### What you need to do
Nothing in the data may be altered, so output all of it exactly.

Data about app and page elements
* * * * *

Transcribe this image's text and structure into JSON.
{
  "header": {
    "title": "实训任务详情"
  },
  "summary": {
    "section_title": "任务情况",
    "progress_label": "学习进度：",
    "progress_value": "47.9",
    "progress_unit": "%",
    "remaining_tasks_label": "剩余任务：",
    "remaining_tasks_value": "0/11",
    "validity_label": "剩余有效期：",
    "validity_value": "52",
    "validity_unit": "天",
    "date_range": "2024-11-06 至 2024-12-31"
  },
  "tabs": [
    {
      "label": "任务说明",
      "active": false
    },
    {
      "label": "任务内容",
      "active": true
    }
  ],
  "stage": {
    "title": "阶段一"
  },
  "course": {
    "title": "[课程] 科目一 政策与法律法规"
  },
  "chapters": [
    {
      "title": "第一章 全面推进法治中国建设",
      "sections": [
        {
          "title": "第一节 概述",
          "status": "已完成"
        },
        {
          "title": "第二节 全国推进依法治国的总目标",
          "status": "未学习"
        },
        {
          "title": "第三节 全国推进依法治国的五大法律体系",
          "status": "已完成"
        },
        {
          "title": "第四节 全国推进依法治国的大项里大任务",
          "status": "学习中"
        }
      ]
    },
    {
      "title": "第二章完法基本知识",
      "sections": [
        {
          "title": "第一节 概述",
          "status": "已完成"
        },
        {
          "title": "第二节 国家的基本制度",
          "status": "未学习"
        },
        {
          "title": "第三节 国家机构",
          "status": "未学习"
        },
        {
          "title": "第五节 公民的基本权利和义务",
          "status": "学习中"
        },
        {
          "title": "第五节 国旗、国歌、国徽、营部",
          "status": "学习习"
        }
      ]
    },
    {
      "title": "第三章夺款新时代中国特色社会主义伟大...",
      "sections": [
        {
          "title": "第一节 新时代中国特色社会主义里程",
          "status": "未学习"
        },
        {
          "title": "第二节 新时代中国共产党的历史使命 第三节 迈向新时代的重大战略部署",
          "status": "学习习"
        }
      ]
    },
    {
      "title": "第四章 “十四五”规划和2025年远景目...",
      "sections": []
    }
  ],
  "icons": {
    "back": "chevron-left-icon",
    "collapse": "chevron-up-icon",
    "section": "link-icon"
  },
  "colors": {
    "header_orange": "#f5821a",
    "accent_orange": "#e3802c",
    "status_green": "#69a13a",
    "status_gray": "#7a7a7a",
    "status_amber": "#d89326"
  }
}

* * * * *

### Result below
Transcribe this image's text and structure into JSON.
{
  "header": {
    "title": "实训任务详情"
  },
  "summary": {
    "section_title": "任务情况",
    "progress_label": "学习进度：",
    "progress_value": "47.9",
    "progress_unit": "%",
    "remaining_tasks_label": "剩余任务：",
    "remaining_tasks_value": "0/11",
    "validity_label": "剩余有效期：",
    "validity_value": "52",
    "validity_unit": "天",
    "date_range": "2024-11-06 至 2024-12-31"
  },
  "tabs": [
    {
      "label": "任务说明",
      "active": false
    },
    {
      "label": "任务内容",
      "active": true
    }
  ],
  "stage": {
    "title": "阶段一"
  },
  "course": {
    "title": "[课程] 科目一 政策与法律法规"
  },
  "chapters": [
    {
      "title": "第一章 全面推进法治中国建设",
      "sections": [
        {
          "title": "第一节 概述",
          "status": "已完成"
        },
        {
          "title": "第二节 全国推进依法治国的总目标",
          "status": "未学习"
        },
        {
          "title": "第三节 全国推进依法治国的五大法律体系",
          "status": "已完成"
        },
        {
          "title": "第四节 全国推进依法治国的大项里大任务",
          "status": "学习中"
        }
      ]
    },
    {
      "title": "第二章完法基本知识",
      "sections": [
        {
          "title": "第一节 概述",
          "status": "已完成"
        },
        {
          "title": "第二节 国家的基本制度",
          "status": "未学习"
        },
        {
          "title": "第三节 国家机构",
          "status": "未学习"
        },
        {
          "title": "第五节 公民的基本权利和义务",
          "status": "学习中"
        },
        {
          "title": "第五节 国旗、国歌、国徽、营部",
          "status": "学习习"
        }
      ]
    },
    {
      "title": "第三章夺款新时代中国特色社会主义伟大...",
      "sections": [
        {
          "title": "第一节 新时代中国特色社会主义里程",
          "status": "未学习"
        },
        {
          "title": "第二节 新时代中国共产党的历史使命 第三节 迈向新时代的重大战略部署",
          "status": "学习习"
        }
      ]
    },
    {
      "title": "第四章 “十四五”规划和2025年远景目...",
      "sections": []
    }
  ],
  "icons": {
    "back": "chevron-left-icon",
    "collapse": "chevron-up-icon",
    "section": "link-icon"
  },
  "colors": {
    "header_orange": "#f5821a",
    "accent_orange": "#e3802c",
    "status_green": "#69a13a",
    "status_gray": "#7a7a7a",
    "status_amber": "#d89326"
  }
}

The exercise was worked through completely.